REVERSED AND REMANDED.
Sweetheart's attempts to register its "marks;" i.e., its designs, on the Principal Register have been refused to date because in each case "the matter presented for registration constitutes a configuration of the goods and, as such, is merely descriptive of the goods. In the absence of evidence that it has a secondary meaning or has become distinctive as applied to the goods, it may not be registered on the Principal Register." Sweetheart has been invited by the United States Patent and Trademark Office "to submit additional evidence of secondary meaning that clearly shows that the matter presented for registration has been promoted and is recognized as a trademark;" hence, this lawsuit
Detroit also asserts that the motion to amend was properly denied because Sweetheart could have pursued production of Detroit's confidential documents more vigorously, and adds that "there was never any request by Sweetheart subsequent to the protective order entered by the Court on June 9, 1983 for immediate production of the documents by Detroit." The "egregious" nature of these statements prompted Sweetheart to file with this Court a Motion to Strike these "offending" portions of Detroit's brief. The latter statement of Detroit to the effect that Sweetheart never requested the documents after June 9 was retracted by Detroit in a letter filed with this court and thus will not be considered for purposes of this appeal. As for Detroit's assertion that Sweetheart could have pursued production of Detroit's documents more vigorously, we find it unnecessary to grant Sweetheart's Motion to Strike because we find Detroit's claim of undue delay to be without merit in this case. While unjustified delay on the part of a movant may constitute grounds to deny a motion to amend, Woodson v. Fulton, 614 F.2d 940 (4th Cir. 1980), the record and the documents submitted by the parties with respect to the Motion to Strike reflect that Sweetheart was diligent in its efforts to conduct discovery and repeatedly offered to enter into a suitable protective order to secure the discovery of Detroit's confidential information. Although Sweetheart forwarded the stipulated protective order to Detroit on May 16, 1983 in the exact form later entered by the trial court, counsel for Detroit did not send the order to the district court until June 6, 1983. Moreover, though the protective order was entered by the court on June 9, 1983 Detroit did not produce the confidential documents until July 19, 1983. Once Sweetheart received the documents it promptly filed its motion to amend
This portion of Rule 11 was amended effective August 1, 1983. As amended the Rule emphasizes attorneys' responsibilities and provides for the imposition of sanctions where abuses in pleadings occur, which "should discourage dilatory or abusive tactics and help to streamline the litigation process by lessening frivolous claims or defenses." Fed. R. Civ. P. 11 advisory committee note
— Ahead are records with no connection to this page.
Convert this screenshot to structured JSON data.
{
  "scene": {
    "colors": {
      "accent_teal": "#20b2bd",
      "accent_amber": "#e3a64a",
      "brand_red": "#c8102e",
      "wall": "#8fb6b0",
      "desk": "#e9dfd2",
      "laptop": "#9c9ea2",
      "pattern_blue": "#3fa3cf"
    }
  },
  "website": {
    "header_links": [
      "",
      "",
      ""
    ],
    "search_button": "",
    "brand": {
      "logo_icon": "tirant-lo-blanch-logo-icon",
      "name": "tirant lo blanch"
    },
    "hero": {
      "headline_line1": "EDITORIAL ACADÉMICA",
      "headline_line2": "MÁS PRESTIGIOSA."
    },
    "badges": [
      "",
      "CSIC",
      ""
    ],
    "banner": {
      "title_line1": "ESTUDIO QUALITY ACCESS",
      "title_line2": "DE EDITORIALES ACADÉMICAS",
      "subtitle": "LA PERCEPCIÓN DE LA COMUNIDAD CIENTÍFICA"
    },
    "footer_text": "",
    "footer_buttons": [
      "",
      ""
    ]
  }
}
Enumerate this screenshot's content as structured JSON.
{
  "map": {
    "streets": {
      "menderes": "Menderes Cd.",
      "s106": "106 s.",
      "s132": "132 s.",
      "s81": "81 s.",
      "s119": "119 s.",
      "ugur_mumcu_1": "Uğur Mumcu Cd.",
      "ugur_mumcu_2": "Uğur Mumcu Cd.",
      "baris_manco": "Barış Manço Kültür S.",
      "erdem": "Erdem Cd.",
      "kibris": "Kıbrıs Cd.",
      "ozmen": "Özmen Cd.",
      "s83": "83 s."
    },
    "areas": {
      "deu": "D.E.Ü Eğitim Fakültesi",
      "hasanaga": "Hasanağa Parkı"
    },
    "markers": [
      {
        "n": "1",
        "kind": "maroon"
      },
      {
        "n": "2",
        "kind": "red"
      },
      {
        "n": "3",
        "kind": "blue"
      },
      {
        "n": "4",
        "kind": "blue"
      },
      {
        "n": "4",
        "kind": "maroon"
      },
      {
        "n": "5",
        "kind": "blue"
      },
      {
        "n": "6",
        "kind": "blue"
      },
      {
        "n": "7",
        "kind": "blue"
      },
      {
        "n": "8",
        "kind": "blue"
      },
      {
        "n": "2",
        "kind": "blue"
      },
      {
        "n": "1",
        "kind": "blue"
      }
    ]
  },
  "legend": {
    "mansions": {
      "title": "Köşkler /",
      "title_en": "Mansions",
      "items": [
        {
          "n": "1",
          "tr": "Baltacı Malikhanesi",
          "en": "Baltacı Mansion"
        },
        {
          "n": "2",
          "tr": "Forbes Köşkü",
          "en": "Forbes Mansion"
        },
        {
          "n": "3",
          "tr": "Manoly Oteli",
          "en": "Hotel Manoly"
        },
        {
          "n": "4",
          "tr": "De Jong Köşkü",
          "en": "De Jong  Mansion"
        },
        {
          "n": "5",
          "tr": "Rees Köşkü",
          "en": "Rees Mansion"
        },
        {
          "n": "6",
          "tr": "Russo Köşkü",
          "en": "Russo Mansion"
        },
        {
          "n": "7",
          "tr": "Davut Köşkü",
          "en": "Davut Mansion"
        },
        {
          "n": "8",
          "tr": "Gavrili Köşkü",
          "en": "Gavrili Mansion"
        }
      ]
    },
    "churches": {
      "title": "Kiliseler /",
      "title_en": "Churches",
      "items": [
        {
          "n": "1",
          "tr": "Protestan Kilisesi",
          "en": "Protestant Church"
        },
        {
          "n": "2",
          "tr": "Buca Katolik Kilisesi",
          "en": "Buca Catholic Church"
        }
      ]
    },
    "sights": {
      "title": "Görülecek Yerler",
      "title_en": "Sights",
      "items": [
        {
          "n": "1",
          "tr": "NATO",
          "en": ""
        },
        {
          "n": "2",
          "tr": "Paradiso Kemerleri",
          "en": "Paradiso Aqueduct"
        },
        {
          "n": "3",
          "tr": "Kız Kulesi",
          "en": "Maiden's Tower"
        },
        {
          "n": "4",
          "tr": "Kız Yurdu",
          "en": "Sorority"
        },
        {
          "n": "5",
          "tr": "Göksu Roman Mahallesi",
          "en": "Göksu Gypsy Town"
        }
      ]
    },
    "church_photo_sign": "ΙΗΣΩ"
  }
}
That Sweetheart has not registered its dish designs does not make this statutory defense of abandonment inapplicable. Section 1127 provides that "the term 'mark' includes any trade-mark ... entitled to registration under this chapter whether registered or not." Certainly the design of an article can function to identify the source of the article and thus be protected as a trademark, e.g., In re Morton-Norwich Products, Inc., 671 F.2d 1332, 1336 (CCPA 1982). Of course, if Sweetheart fails to establish it has proprietary rights in the designs, the defense of abandonment need not be considered